*** DATASET RECORDS ***

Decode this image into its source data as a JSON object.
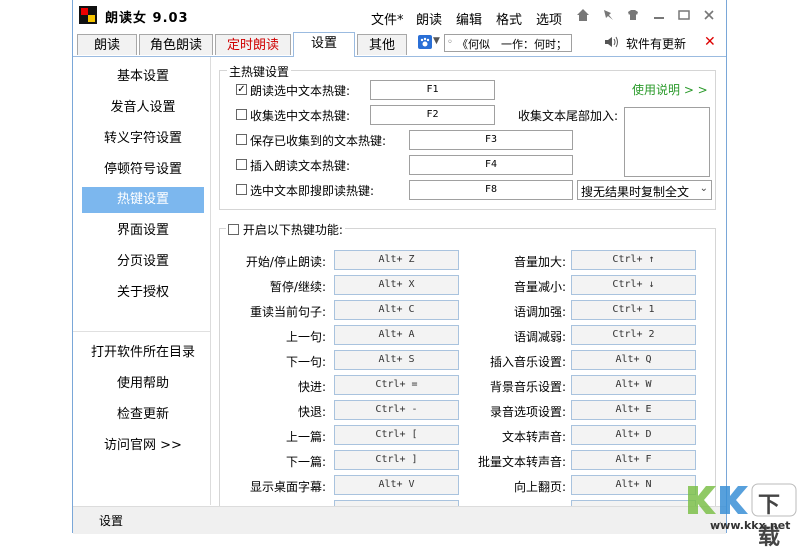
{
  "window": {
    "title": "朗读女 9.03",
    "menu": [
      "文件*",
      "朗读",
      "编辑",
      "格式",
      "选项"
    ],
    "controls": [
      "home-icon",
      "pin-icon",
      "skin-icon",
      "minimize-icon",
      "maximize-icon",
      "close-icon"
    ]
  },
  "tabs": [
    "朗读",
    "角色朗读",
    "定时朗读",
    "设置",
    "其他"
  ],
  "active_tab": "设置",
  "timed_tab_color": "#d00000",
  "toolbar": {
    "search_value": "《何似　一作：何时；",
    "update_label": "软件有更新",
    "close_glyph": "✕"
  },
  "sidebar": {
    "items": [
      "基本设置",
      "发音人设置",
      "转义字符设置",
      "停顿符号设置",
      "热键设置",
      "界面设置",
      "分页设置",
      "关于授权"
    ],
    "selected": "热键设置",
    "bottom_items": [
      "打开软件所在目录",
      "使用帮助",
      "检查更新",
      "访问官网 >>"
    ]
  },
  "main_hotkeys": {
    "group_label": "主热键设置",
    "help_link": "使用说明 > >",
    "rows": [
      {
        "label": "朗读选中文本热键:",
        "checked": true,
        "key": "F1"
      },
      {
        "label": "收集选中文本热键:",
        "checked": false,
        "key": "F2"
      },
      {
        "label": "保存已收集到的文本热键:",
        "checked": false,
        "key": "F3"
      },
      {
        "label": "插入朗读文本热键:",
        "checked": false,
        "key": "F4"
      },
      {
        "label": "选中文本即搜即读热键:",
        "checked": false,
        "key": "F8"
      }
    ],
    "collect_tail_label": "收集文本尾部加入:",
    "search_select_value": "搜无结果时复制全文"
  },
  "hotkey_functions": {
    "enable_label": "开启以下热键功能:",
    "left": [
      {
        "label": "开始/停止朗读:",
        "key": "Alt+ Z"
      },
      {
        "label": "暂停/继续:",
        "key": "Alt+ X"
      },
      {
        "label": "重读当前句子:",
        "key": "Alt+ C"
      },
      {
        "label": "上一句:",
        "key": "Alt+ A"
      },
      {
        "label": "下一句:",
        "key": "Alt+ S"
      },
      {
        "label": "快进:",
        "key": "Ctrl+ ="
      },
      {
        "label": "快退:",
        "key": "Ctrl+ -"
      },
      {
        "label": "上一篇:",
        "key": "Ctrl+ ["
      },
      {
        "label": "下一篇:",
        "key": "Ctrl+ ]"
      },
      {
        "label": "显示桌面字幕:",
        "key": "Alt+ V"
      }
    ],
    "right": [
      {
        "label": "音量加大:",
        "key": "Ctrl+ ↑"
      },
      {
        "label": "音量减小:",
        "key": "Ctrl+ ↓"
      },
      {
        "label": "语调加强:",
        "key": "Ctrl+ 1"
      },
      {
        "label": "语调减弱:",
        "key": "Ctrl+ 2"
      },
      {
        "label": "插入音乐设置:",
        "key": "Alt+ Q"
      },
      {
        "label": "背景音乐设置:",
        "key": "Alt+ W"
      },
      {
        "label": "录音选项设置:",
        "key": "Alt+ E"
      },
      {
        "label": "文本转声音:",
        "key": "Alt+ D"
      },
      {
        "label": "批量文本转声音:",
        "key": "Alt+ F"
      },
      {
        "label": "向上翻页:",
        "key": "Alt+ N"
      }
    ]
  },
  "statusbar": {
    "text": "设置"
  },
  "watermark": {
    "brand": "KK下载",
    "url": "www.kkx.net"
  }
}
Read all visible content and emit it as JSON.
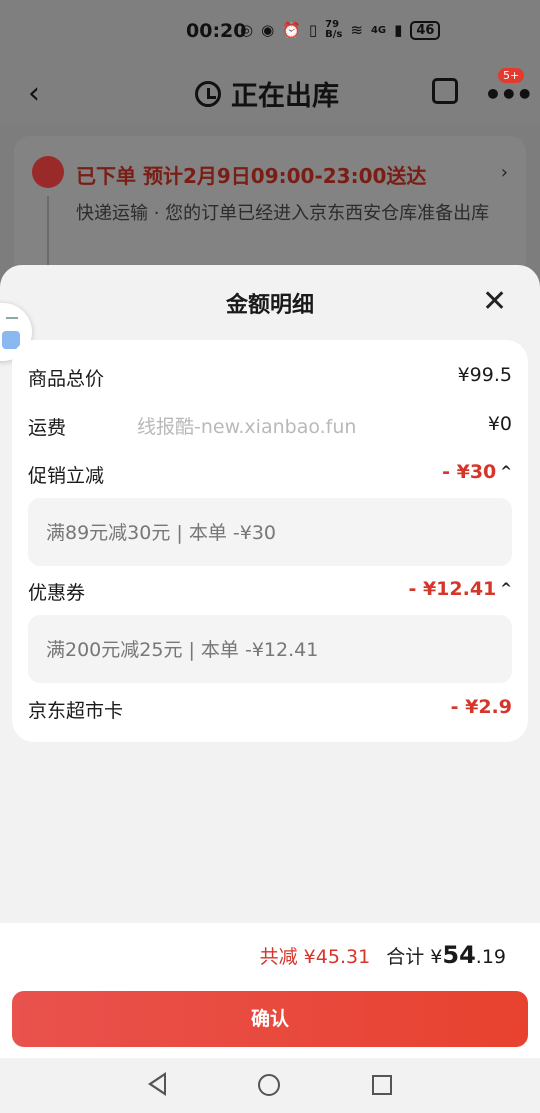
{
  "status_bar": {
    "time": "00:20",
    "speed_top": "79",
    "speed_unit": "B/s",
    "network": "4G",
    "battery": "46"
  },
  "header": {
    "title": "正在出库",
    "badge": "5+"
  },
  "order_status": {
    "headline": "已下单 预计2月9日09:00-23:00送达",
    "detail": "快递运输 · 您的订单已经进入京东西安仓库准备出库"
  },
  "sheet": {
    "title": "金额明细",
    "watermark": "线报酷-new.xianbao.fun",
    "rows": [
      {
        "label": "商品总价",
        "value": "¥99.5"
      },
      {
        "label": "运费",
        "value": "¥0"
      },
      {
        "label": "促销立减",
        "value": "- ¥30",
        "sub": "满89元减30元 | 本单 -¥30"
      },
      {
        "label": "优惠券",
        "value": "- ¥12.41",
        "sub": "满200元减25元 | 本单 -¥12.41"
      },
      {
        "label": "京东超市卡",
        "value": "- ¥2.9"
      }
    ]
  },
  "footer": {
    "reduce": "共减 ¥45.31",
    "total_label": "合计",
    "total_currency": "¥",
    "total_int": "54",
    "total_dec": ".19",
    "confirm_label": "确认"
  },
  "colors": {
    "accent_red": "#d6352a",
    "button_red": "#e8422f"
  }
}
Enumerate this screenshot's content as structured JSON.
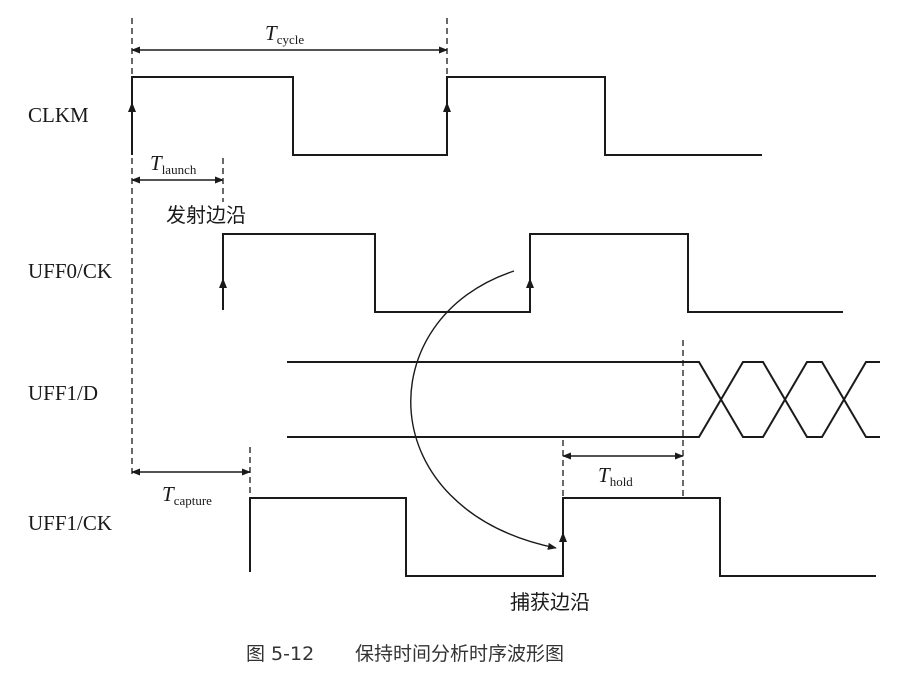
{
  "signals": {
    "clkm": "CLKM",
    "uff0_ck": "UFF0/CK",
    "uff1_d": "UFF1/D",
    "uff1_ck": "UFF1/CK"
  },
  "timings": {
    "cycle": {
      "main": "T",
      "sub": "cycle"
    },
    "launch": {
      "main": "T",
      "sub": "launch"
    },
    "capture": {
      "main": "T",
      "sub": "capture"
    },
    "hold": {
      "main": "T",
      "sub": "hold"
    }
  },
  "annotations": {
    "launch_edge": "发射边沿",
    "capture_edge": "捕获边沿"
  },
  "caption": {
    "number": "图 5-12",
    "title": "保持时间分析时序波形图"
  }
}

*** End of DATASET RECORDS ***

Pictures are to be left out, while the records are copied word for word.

> [COMPLETED TASK]:
Decode this image into its source data as a JSON object.
{
  "window": {
    "title": "朗读女 9.03",
    "menu": [
      "文件*",
      "朗读",
      "编辑",
      "格式",
      "选项"
    ],
    "controls": [
      "home-icon",
      "pin-icon",
      "skin-icon",
      "minimize-icon",
      "maximize-icon",
      "close-icon"
    ]
  },
  "tabs": [
    "朗读",
    "角色朗读",
    "定时朗读",
    "设置",
    "其他"
  ],
  "active_tab": "设置",
  "timed_tab_color": "#d00000",
  "toolbar": {
    "search_value": "《何似　一作：何时；",
    "update_label": "软件有更新",
    "close_glyph": "✕"
  },
  "sidebar": {
    "items": [
      "基本设置",
      "发音人设置",
      "转义字符设置",
      "停顿符号设置",
      "热键设置",
      "界面设置",
      "分页设置",
      "关于授权"
    ],
    "selected": "热键设置",
    "bottom_items": [
      "打开软件所在目录",
      "使用帮助",
      "检查更新",
      "访问官网 >>"
    ]
  },
  "main_hotkeys": {
    "group_label": "主热键设置",
    "help_link": "使用说明 > >",
    "rows": [
      {
        "label": "朗读选中文本热键:",
        "checked": true,
        "key": "F1"
      },
      {
        "label": "收集选中文本热键:",
        "checked": false,
        "key": "F2"
      },
      {
        "label": "保存已收集到的文本热键:",
        "checked": false,
        "key": "F3"
      },
      {
        "label": "插入朗读文本热键:",
        "checked": false,
        "key": "F4"
      },
      {
        "label": "选中文本即搜即读热键:",
        "checked": false,
        "key": "F8"
      }
    ],
    "collect_tail_label": "收集文本尾部加入:",
    "search_select_value": "搜无结果时复制全文"
  },
  "hotkey_functions": {
    "enable_label": "开启以下热键功能:",
    "left": [
      {
        "label": "开始/停止朗读:",
        "key": "Alt+ Z"
      },
      {
        "label": "暂停/继续:",
        "key": "Alt+ X"
      },
      {
        "label": "重读当前句子:",
        "key": "Alt+ C"
      },
      {
        "label": "上一句:",
        "key": "Alt+ A"
      },
      {
        "label": "下一句:",
        "key": "Alt+ S"
      },
      {
        "label": "快进:",
        "key": "Ctrl+ ="
      },
      {
        "label": "快退:",
        "key": "Ctrl+ -"
      },
      {
        "label": "上一篇:",
        "key": "Ctrl+ ["
      },
      {
        "label": "下一篇:",
        "key": "Ctrl+ ]"
      },
      {
        "label": "显示桌面字幕:",
        "key": "Alt+ V"
      }
    ],
    "right": [
      {
        "label": "音量加大:",
        "key": "Ctrl+ ↑"
      },
      {
        "label": "音量减小:",
        "key": "Ctrl+ ↓"
      },
      {
        "label": "语调加强:",
        "key": "Ctrl+ 1"
      },
      {
        "label": "语调减弱:",
        "key": "Ctrl+ 2"
      },
      {
        "label": "插入音乐设置:",
        "key": "Alt+ Q"
      },
      {
        "label": "背景音乐设置:",
        "key": "Alt+ W"
      },
      {
        "label": "录音选项设置:",
        "key": "Alt+ E"
      },
      {
        "label": "文本转声音:",
        "key": "Alt+ D"
      },
      {
        "label": "批量文本转声音:",
        "key": "Alt+ F"
      },
      {
        "label": "向上翻页:",
        "key": "Alt+ N"
      }
    ]
  },
  "statusbar": {
    "text": "设置"
  },
  "watermark": {
    "brand": "KK下载",
    "url": "www.kkx.net"
  }
}
Read all visible content and emit it as JSON.
{
  "status_bar": {
    "time": "00:20",
    "speed_top": "79",
    "speed_unit": "B/s",
    "network": "4G",
    "battery": "46"
  },
  "header": {
    "title": "正在出库",
    "badge": "5+"
  },
  "order_status": {
    "headline": "已下单 预计2月9日09:00-23:00送达",
    "detail": "快递运输 · 您的订单已经进入京东西安仓库准备出库"
  },
  "sheet": {
    "title": "金额明细",
    "watermark": "线报酷-new.xianbao.fun",
    "rows": [
      {
        "label": "商品总价",
        "value": "¥99.5"
      },
      {
        "label": "运费",
        "value": "¥0"
      },
      {
        "label": "促销立减",
        "value": "- ¥30",
        "sub": "满89元减30元 | 本单 -¥30"
      },
      {
        "label": "优惠券",
        "value": "- ¥12.41",
        "sub": "满200元减25元 | 本单 -¥12.41"
      },
      {
        "label": "京东超市卡",
        "value": "- ¥2.9"
      }
    ]
  },
  "footer": {
    "reduce": "共减 ¥45.31",
    "total_label": "合计",
    "total_currency": "¥",
    "total_int": "54",
    "total_dec": ".19",
    "confirm_label": "确认"
  },
  "colors": {
    "accent_red": "#d6352a",
    "button_red": "#e8422f"
  }
}
Enumerate this screenshot's content as structured JSON.
{
  "signals": {
    "clkm": "CLKM",
    "uff0_ck": "UFF0/CK",
    "uff1_d": "UFF1/D",
    "uff1_ck": "UFF1/CK"
  },
  "timings": {
    "cycle": {
      "main": "T",
      "sub": "cycle"
    },
    "launch": {
      "main": "T",
      "sub": "launch"
    },
    "capture": {
      "main": "T",
      "sub": "capture"
    },
    "hold": {
      "main": "T",
      "sub": "hold"
    }
  },
  "annotations": {
    "launch_edge": "发射边沿",
    "capture_edge": "捕获边沿"
  },
  "caption": {
    "number": "图 5-12",
    "title": "保持时间分析时序波形图"
  }
}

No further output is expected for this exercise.